**Problem description**
Scan the entries and tally the lines that include the string "name". Reply with the figure alone.

**Provided data**
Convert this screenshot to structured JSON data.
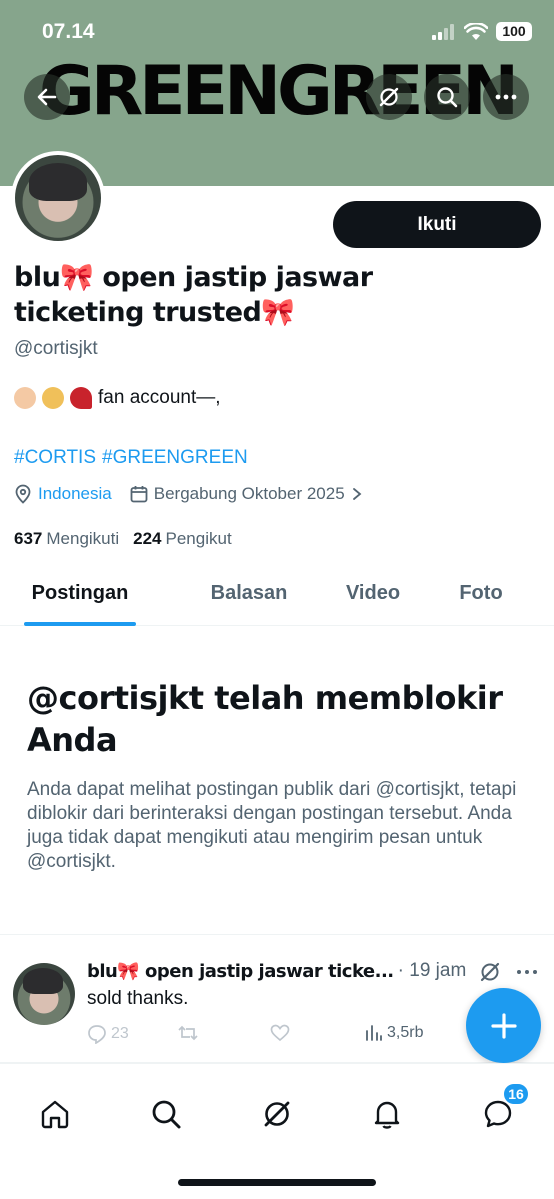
{
  "status_bar": {
    "time": "07.14",
    "battery": "100"
  },
  "banner": {
    "text": "GREENGREEN"
  },
  "profile": {
    "name": "blu🎀 open jastip jaswar ticketing trusted🎀",
    "handle": "@cortisjkt",
    "bio_text": "fan account—,",
    "hashtags": [
      "#CORTIS",
      "#GREENGREEN"
    ],
    "location": "Indonesia",
    "joined": "Bergabung Oktober 2025",
    "following_count": "637",
    "following_label": "Mengikuti",
    "followers_count": "224",
    "followers_label": "Pengikut",
    "follow_button": "Ikuti"
  },
  "tabs": [
    {
      "label": "Postingan",
      "active": true
    },
    {
      "label": "Balasan",
      "active": false
    },
    {
      "label": "Video",
      "active": false
    },
    {
      "label": "Foto",
      "active": false
    }
  ],
  "blocked": {
    "title": "@cortisjkt telah memblokir Anda",
    "description": "Anda dapat melihat postingan publik dari @cortisjkt, tetapi diblokir dari berinteraksi dengan postingan tersebut. Anda juga tidak dapat mengikuti atau mengirim pesan untuk @cortisjkt."
  },
  "tweet": {
    "name": "blu🎀 open jastip jaswar ticke...",
    "time": "· 19 jam",
    "text": "sold thanks.",
    "replies": "23",
    "views": "3,5rb"
  },
  "bottom_nav": {
    "messages_badge": "16"
  },
  "colors": {
    "accent": "#1d9bf0",
    "banner": "#86a58c",
    "text": "#0f1419",
    "muted": "#536471"
  }
}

**Reply**
2